"[These companies] know perfectly well that 99.9 percent of customers use it for illegitimate reasons. … It puts hacking in the hands of anybody," Graham said. "You can actually buy a lot of products that will hold your hand through the process of hacking."
SpectorSoft, the company that manufactures the software found in the couple's apartment, strongly disagrees with Graham.
According to the company's president, Doug Fowler, SpectorSoft markets to concerned parents and to businesses, not hackers.
"SpectorSoft has never marketed its software as a way to steal from people, to assume another's identity," Fowler wrote in an e-mail. "Any piece of software has the potential to be abused."
Robert Siciliano, the CEO of IDTheftSecurity.com and an identity theft security expert, also takes issue with Graham's attitude, calling products like Spector "a legitimate consumer product."
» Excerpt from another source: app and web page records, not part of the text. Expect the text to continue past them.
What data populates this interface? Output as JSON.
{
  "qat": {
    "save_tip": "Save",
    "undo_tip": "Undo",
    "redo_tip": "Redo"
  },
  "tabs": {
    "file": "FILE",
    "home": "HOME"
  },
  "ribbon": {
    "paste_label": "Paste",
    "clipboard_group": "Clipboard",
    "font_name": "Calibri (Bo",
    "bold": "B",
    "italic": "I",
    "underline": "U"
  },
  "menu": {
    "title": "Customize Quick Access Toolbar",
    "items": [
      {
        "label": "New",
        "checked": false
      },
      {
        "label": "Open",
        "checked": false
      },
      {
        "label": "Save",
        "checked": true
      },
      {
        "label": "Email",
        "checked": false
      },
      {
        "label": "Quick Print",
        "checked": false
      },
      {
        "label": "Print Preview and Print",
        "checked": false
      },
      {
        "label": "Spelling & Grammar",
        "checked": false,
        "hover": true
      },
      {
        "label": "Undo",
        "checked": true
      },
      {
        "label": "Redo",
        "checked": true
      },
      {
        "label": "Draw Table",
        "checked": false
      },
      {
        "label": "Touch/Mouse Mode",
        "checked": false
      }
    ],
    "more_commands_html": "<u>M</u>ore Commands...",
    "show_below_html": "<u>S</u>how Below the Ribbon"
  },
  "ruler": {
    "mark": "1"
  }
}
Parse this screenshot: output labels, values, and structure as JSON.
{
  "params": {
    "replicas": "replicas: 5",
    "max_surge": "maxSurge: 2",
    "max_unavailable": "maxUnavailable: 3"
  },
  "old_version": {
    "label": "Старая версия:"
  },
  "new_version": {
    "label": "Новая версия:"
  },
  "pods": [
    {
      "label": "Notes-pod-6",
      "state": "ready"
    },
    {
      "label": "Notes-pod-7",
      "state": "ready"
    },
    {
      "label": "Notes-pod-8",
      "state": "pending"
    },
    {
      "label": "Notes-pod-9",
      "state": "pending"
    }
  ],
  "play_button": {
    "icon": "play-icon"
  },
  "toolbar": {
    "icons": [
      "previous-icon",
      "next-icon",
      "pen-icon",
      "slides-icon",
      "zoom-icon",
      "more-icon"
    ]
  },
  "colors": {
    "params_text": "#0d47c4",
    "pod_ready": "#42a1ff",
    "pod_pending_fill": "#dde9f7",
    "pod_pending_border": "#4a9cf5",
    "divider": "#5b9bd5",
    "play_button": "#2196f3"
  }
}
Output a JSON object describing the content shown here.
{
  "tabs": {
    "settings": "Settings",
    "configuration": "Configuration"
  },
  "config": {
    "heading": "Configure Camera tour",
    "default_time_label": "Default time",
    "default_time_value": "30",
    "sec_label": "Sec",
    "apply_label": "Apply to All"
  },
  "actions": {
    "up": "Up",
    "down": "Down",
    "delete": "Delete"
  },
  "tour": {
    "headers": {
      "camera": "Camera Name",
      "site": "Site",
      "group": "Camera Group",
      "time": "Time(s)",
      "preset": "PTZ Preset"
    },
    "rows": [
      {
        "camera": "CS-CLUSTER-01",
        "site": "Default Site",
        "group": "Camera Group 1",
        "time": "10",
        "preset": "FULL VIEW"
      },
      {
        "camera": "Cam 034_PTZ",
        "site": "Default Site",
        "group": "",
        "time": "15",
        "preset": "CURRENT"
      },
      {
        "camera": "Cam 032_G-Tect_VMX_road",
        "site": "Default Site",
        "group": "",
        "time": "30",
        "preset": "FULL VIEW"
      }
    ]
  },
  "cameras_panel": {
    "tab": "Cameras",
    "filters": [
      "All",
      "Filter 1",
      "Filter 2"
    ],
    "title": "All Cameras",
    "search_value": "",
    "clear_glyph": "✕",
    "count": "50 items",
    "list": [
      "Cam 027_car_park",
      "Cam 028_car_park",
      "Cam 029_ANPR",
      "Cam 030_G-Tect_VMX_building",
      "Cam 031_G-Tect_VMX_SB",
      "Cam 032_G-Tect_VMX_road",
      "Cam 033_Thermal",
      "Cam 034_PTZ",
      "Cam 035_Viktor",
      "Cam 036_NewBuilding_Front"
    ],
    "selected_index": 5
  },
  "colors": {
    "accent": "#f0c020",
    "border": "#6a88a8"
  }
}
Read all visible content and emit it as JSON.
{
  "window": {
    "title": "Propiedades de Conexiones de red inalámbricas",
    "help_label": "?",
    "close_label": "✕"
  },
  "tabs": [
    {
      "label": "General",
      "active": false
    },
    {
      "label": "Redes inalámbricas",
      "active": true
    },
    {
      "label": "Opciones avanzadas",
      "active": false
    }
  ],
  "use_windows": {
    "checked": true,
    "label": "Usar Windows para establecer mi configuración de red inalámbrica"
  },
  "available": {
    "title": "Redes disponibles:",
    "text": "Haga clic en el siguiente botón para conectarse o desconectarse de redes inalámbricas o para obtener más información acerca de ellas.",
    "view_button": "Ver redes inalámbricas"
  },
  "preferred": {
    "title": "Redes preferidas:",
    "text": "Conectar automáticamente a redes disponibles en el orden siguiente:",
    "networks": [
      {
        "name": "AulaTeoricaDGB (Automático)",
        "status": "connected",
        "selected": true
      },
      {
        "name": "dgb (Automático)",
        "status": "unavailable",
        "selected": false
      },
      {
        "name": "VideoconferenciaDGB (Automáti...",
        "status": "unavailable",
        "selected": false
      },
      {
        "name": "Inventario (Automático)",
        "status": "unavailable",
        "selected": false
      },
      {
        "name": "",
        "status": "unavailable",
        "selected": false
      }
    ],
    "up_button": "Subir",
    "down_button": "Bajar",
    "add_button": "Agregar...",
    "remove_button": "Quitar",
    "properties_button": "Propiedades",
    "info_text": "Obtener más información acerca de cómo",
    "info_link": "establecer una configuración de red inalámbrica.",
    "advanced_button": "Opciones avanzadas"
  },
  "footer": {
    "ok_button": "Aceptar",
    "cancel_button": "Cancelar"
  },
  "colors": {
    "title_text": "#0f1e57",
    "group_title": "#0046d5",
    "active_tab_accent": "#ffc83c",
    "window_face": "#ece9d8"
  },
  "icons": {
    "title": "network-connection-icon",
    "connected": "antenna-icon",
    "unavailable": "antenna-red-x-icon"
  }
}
"There are credible, legitimate reasons for spyware programs," Siciliano told ABC News, citing bosses who don't want employees to goof off, spouses suspicious of affairs and parents worried about their children's online activities.
Instead of spyware manufacturers, Siciliano holds computer users responsible for protecting their information.
"You could also use a gun for hunting or target practice or you could use it to kill people," he said. "It's not the fault of the company who's creating the product if people use it for nefarious purposes."
It's up the consumer to protect themselves with anti-virus software and be aware of transmitting sensitive information over public computers in libraries, hotel business centers and coffee shops.
"If you're going to use these tools of technology you've got to understand the risks associated with them," he said. "Spyware is not the root of the problem. It's people's understanding of the technology, the risks they face and their ability to protect themselves."
The latest study by the Federal Trade Commission indicates that, in 2005, 8.3 million Americans were victims of identity theft. According to the FTC, most victims don't know how their identities were stolen, online or elsewhere.
For Kirsch and Anderton's accusers, only time will tell exactly what happened and how (or whether) Spector was used.
Sweeney estimated that it will take several weeks to cull through all the electronic data discovered, to determine "what's illegitimate on it and what's legitimate on it."
"We're going to have to just surf through it and find out what we've got," he said.